Trump on Strzok firing: 'Finally'

Trump on Strzok firing: 'Finally'
© Getty Images

President TrumpDonald John TrumpGrassley: Dems 'withheld information' on new Kavanaugh allegation Health advocates decry funding transfer over migrant children Groups plan mass walkout in support of Kavanaugh accuser MORE on Monday responded to the news the FBI fired agent Peter Strzok, tweeting "finally" after the counterintelligence agent who faced scrutiny for disparaging text messages about Trump during the 2016 election was fired.

ADVERTISEMENT

 

The president also questioned if the firing of the 21-year FBI veteran would lead to the end of special counsel Robert MuellerRobert Swan MuellerSasse: US should applaud choice of Mueller to lead Russia probe MORE's investigation into Russian interference since Strzok had initially worked on the probe.

"Based on the fact that Strzok was in charge of the Witch Hunt, will it be dropped? It is a total Hoax," Trump tweeted. 

Department of Justice (DOJ) Inspector General Michael Horowitz released a lengthy 500-page report earlier this year that fiercely criticized Strzok for his conduct, saying he displayed a “biased state of mind” during a key phase of the Hillary ClintonHillary Diane Rodham ClintonGraham: There's a 'bureaucratic coup' taking place against Trump Fox News poll shows Dems with edge ahead of midterms Poll: Democrats in position to retake the House MORE email investigation.

Mueller promptly removed Strzok from his team after Horowitz's internal review uncovered the critical text messages that disparaged Trump and his supporters.

Trump has repeatedly bashed Strzok, calling him a "sick loser" on Twitter.

Strzok's lawyer, Aitan Goelman, on Monday confirmed the firing, which took place on Friday. 

He blasted the decision in a statement, saying the "Deputy Director of the FBI overruled the FBI's Office of Professional Responsibility (OPR) and departed from established precedent by firing 21-year FBI veteran Peter Strzok."

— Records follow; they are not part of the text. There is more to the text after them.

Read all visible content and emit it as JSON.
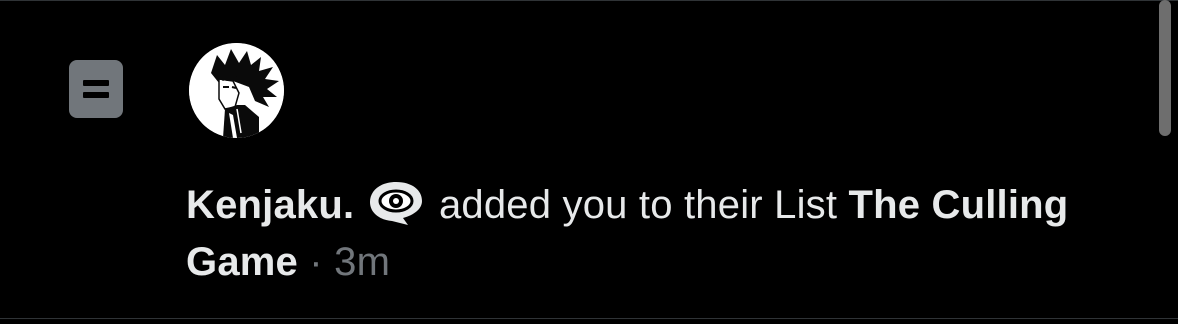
{
  "notification": {
    "type_icon": "list-icon",
    "avatar_icon": "avatar-portrait-icon",
    "user_name": "Kenjaku.",
    "name_emoji": "eye-in-speech-bubble-icon",
    "action_text": " added you to their List ",
    "list_name": "The Culling Game",
    "separator": " · ",
    "time": "3m"
  },
  "colors": {
    "background": "#000000",
    "primary_text": "#e7e9ea",
    "secondary_text": "#71767b",
    "divider": "#2f3336"
  }
}
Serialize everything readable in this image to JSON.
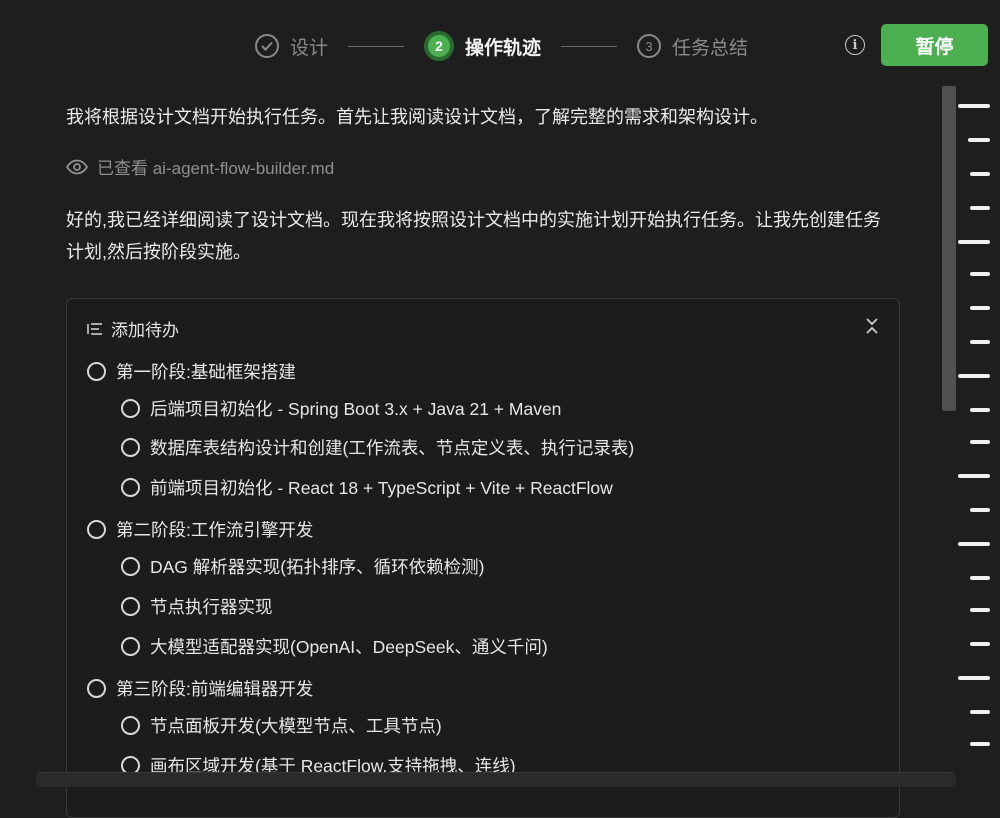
{
  "steps": [
    {
      "number": "✓",
      "label": "设计",
      "state": "done"
    },
    {
      "number": "2",
      "label": "操作轨迹",
      "state": "active"
    },
    {
      "number": "3",
      "label": "任务总结",
      "state": "pending"
    }
  ],
  "header": {
    "info_icon": "info-icon",
    "pause_label": "暂停",
    "accent_color": "#4caf50"
  },
  "messages": {
    "intro": "我将根据设计文档开始执行任务。首先让我阅读设计文档，了解完整的需求和架构设计。",
    "viewed_label": "已查看 ai-agent-flow-builder.md",
    "followup": "好的,我已经详细阅读了设计文档。现在我将按照设计文档中的实施计划开始执行任务。让我先创建任务计划,然后按阶段实施。"
  },
  "todo": {
    "title": "添加待办",
    "items": [
      {
        "label": "第一阶段:基础框架搭建",
        "level": 0
      },
      {
        "label": "后端项目初始化 - Spring Boot 3.x + Java 21 + Maven",
        "level": 1
      },
      {
        "label": "数据库表结构设计和创建(工作流表、节点定义表、执行记录表)",
        "level": 1
      },
      {
        "label": "前端项目初始化 - React 18 + TypeScript + Vite + ReactFlow",
        "level": 1
      },
      {
        "label": "第二阶段:工作流引擎开发",
        "level": 0
      },
      {
        "label": "DAG 解析器实现(拓扑排序、循环依赖检测)",
        "level": 1
      },
      {
        "label": "节点执行器实现",
        "level": 1
      },
      {
        "label": "大模型适配器实现(OpenAI、DeepSeek、通义千问)",
        "level": 1
      },
      {
        "label": "第三阶段:前端编辑器开发",
        "level": 0
      },
      {
        "label": "节点面板开发(大模型节点、工具节点)",
        "level": 1
      },
      {
        "label": "画布区域开发(基于 ReactFlow,支持拖拽、连线)",
        "level": 1
      }
    ]
  }
}
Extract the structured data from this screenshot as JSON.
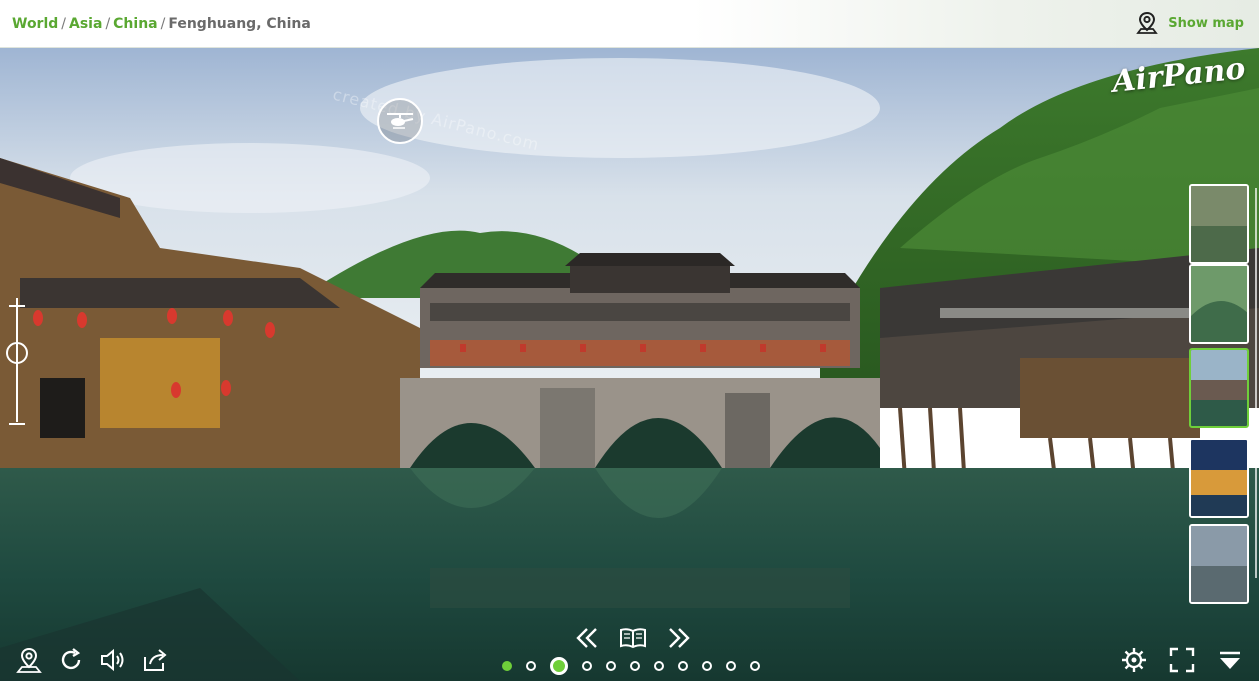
{
  "breadcrumb": {
    "items": [
      "World",
      "Asia",
      "China"
    ],
    "separator": "/",
    "current": "Fenghuang, China"
  },
  "header": {
    "show_map_label": "Show map"
  },
  "pano": {
    "watermark": "created by AirPano.com",
    "logo": "AirPano"
  },
  "thumbnails": {
    "active_index": 2,
    "count": 5
  },
  "pagination": {
    "count": 11,
    "active_index": 2
  },
  "colors": {
    "accent": "#6fcf3a",
    "link": "#5aa832"
  },
  "icons": {
    "map": "map-pin-icon",
    "helicopter": "helicopter-icon",
    "zoom_in": "plus-icon",
    "zoom_out": "minus-icon",
    "location": "location-pin-icon",
    "rotate": "rotate-icon",
    "sound": "speaker-icon",
    "share": "share-icon",
    "prev": "double-chevron-left-icon",
    "book": "book-icon",
    "next": "double-chevron-right-icon",
    "settings": "gear-icon",
    "fullscreen": "fullscreen-icon",
    "collapse": "collapse-down-icon"
  }
}
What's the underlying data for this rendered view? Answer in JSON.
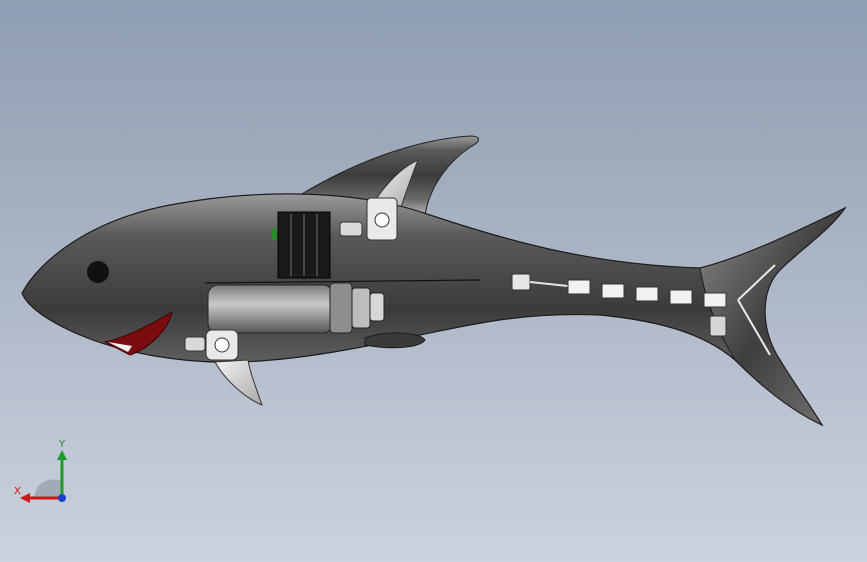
{
  "viewport": {
    "background_top": "#8f9db2",
    "background_bottom": "#ccd3de",
    "model": {
      "name": "robotic-shark-assembly",
      "body_color": "#4a4a4a",
      "mouth_color": "#7a0c10",
      "fin_color": "#d8d8d8",
      "component_color": "#efefef"
    }
  },
  "triad": {
    "y_label": "Y",
    "x_label": "X",
    "y_color": "#1f9a2a",
    "x_color": "#c81818",
    "z_color": "#1c3fd0"
  }
}
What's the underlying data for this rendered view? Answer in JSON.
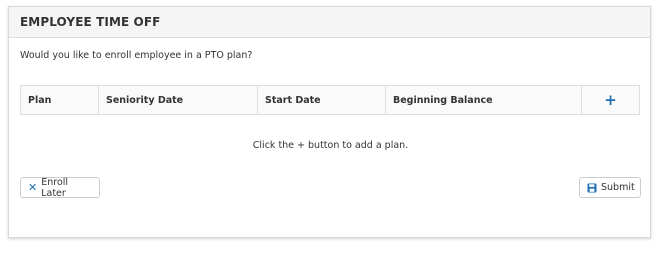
{
  "panel": {
    "title": "EMPLOYEE TIME OFF",
    "prompt": "Would you like to enroll employee in a PTO plan?",
    "empty_message": "Click the + button to add a plan."
  },
  "table": {
    "columns": [
      "Plan",
      "Seniority Date",
      "Start Date",
      "Beginning Balance"
    ],
    "add_label": "+",
    "rows": []
  },
  "buttons": {
    "enroll_later": {
      "label": "Enroll Later",
      "icon": "close-icon"
    },
    "submit": {
      "label": "Submit",
      "icon": "save-icon"
    }
  },
  "colors": {
    "accent": "#1f6fb4",
    "header_bg": "#f5f5f5",
    "border": "#dddddd"
  }
}
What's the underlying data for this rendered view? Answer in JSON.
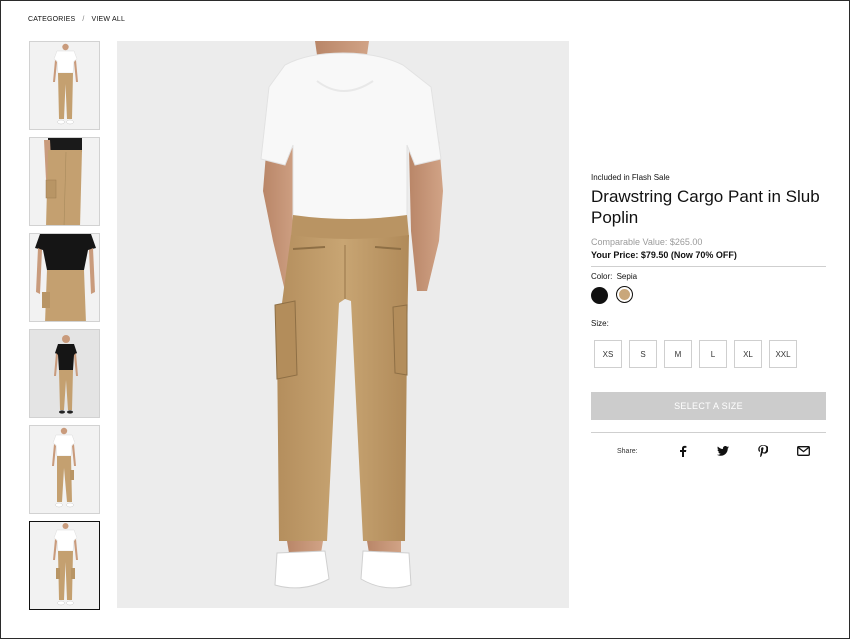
{
  "breadcrumb": {
    "categories": "CATEGORIES",
    "separator": "/",
    "view_all": "VIEW ALL"
  },
  "gallery": {
    "thumbnail_count": 6,
    "active_index": 5,
    "main_image": "model-back-view-cargo-pant"
  },
  "product": {
    "flash_sale_label": "Included in Flash Sale",
    "title": "Drawstring Cargo Pant in Slub Poplin",
    "comparable_value": "Comparable Value: $265.00",
    "your_price": "Your Price: $79.50 (Now 70% OFF)",
    "color_label": "Color:",
    "color_selected": "Sepia",
    "swatches": [
      {
        "name": "black",
        "hex": "#111111"
      },
      {
        "name": "sepia",
        "hex": "#c9a77b"
      }
    ],
    "size_label": "Size:",
    "sizes": [
      "XS",
      "S",
      "M",
      "L",
      "XL",
      "XXL"
    ],
    "select_size_button": "SELECT A SIZE"
  },
  "share": {
    "label": "Share:",
    "icons": [
      "facebook-icon",
      "twitter-icon",
      "pinterest-icon",
      "email-icon"
    ]
  },
  "colors": {
    "pant_khaki": "#c4a070",
    "tee_white": "#f7f7f7",
    "skin": "#c99b7c",
    "button_disabled": "#cccccc"
  }
}
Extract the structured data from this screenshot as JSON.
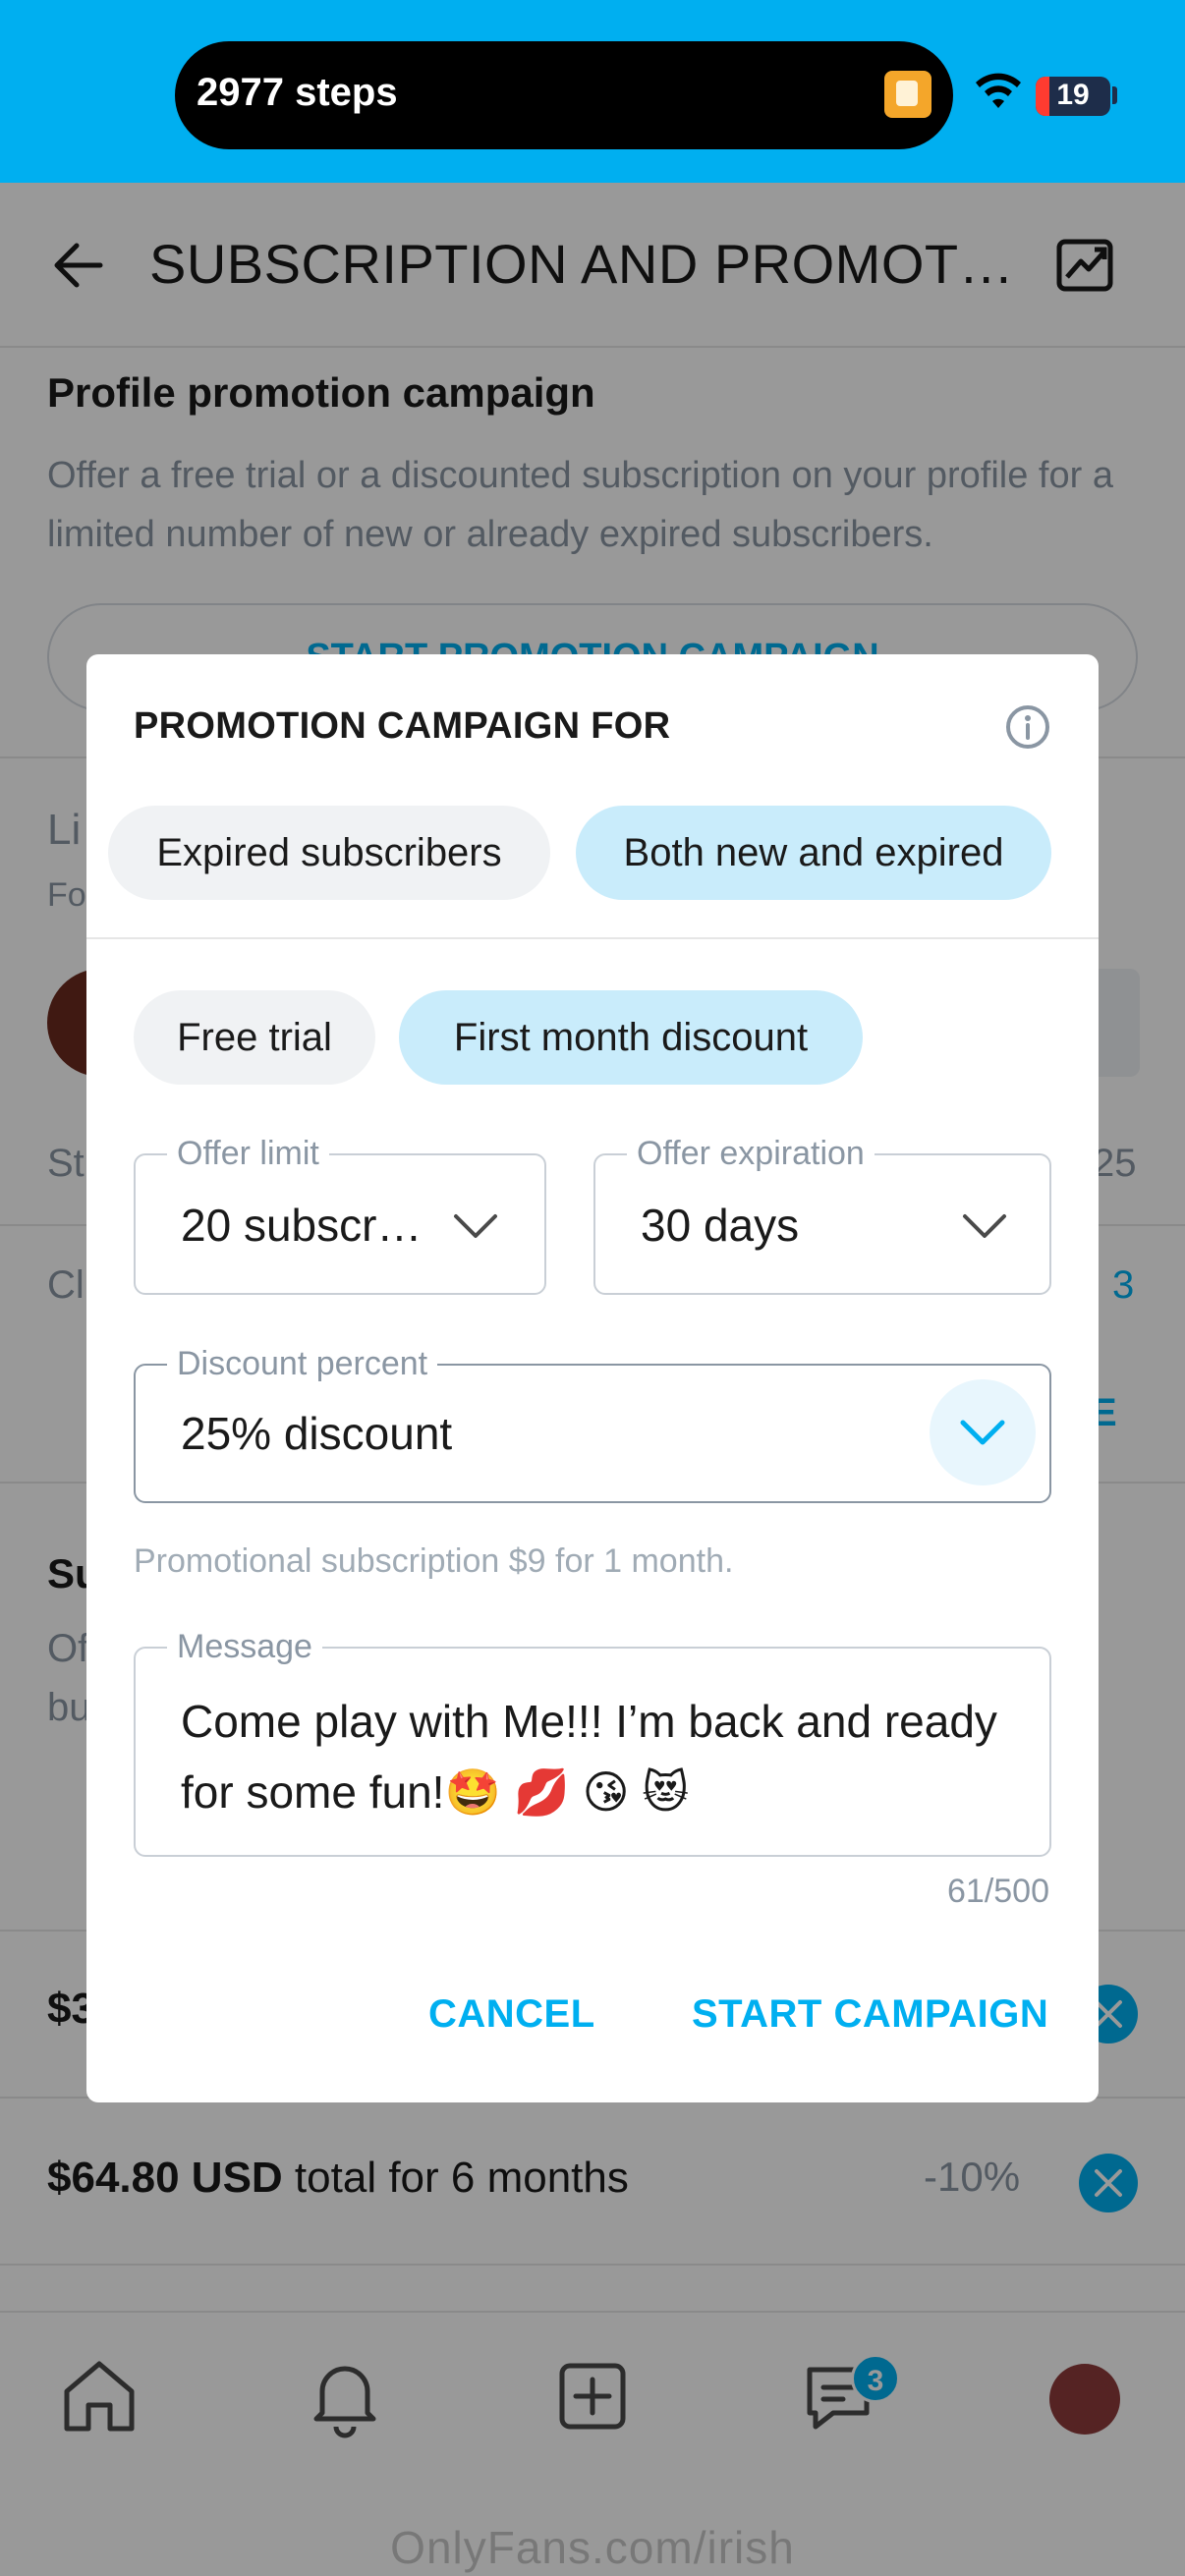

"The decision to fire Special Agent Strzok is not only a departure from typical Bureau practice, but also contradicts Director [Christopher] Wray’s testimony to Congress and his assurances that the FBI intended to follow its regular process in this and all personnel matters," Goelman said in a statement.

Strzok has faced a barrage of attacks from Trump and Republicans after the revelations he had sent messages critical of Trump during the 2016 presidential race to then-FBI lawyer Lisa Page. The two were having an extramarital affair at the time.

GOP critics said Strzok’s texts with Page were clear evidence of anti-Trump bias. They argue the pair's disdain toward Trump may have influenced two of the FBI’s key probes, given Strzok’s central role in both the investigation into Clinton's emails and his role in the beginnings of the special counsel probe.

Democrats and Strzok's lawyer have claimed that the attacks on Strzok are an attempt to undermine the special counsel's probe.

“It is a decision that produces only one winner — those who seek to harm our country and weaken our democracy,” Goelman's statement continues.

One of the most explosive revelations from Horowitz's report was a text Strzok sent to Page in which he said they will "stop" Trump from becoming president.

Horowitz, however, said his investigative team found no evidence that any decision made during the course of the investigation was a result of political bias or improper influence. Nonetheless, the report found that those actions cast a cloud over the department and was deeply critical of FBI and DOJ leadership.

Goelman emphasized that there is no evidence to support saying that Strzok’s personal views, which fall under his First Amendment rights, ever impacted his work.

“A lengthy investigation and multiple rounds of Congressional testimony failed to produce a shred of evidence that Special Agent Strzok’s personal views ever affected his work,” Goelman says.

“In fact, in his decades of service, Special Agent Strzok has proved himself to be one of the country’s top counterintelligence officers, leading to only one conclusion – the decision to terminate was taken in response to political pressure, and to punish Special Agent Strzok for political speech protected by the First Amendment, not on a fair and independent examination of the facts.”

--Updated at 12:48 p.m.